Entries from a dataset of interfaces
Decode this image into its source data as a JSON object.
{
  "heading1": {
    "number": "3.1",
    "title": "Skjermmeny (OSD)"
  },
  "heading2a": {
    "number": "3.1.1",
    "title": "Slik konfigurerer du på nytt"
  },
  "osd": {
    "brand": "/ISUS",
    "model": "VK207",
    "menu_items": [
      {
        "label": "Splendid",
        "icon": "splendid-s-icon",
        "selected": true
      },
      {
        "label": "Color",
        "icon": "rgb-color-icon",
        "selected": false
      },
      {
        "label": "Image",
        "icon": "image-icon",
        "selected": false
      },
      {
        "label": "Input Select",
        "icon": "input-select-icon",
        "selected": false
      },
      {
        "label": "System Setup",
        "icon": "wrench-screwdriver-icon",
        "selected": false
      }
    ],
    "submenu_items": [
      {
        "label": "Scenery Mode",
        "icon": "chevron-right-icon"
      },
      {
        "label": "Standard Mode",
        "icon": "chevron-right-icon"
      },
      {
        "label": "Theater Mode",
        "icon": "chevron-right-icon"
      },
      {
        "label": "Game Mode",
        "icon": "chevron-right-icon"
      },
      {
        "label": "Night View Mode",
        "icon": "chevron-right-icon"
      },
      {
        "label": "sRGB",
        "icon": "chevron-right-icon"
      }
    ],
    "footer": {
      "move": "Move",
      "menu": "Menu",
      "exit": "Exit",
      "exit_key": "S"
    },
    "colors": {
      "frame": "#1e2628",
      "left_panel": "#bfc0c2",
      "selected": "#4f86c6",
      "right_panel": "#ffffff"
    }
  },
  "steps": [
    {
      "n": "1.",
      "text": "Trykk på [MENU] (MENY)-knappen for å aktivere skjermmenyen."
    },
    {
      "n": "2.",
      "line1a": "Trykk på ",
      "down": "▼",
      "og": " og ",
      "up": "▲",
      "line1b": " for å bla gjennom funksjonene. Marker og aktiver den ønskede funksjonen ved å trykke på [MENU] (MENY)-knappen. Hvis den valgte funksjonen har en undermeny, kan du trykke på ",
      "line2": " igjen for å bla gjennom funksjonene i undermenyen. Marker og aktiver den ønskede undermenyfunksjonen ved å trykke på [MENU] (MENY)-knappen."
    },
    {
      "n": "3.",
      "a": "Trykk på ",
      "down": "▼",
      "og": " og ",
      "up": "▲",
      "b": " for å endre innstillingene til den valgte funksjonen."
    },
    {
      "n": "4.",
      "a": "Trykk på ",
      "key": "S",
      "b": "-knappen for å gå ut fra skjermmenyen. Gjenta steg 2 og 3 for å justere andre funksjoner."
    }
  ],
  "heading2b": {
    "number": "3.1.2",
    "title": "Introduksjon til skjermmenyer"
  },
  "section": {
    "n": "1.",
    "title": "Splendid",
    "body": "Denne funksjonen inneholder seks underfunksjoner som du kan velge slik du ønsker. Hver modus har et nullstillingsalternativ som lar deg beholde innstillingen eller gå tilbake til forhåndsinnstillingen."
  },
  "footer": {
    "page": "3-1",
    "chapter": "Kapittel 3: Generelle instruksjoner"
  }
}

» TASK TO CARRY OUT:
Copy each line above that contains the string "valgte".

» WORKED SOLUTION:
      "line1b": " for å bla gjennom funksjonene. Marker og aktiver den ønskede funksjonen ved å trykke på [MENU] (MENY)-knappen. Hvis den valgte funksjonen har en undermeny, kan du trykke på ",
      "b": " for å endre innstillingene til den valgte funksjonen."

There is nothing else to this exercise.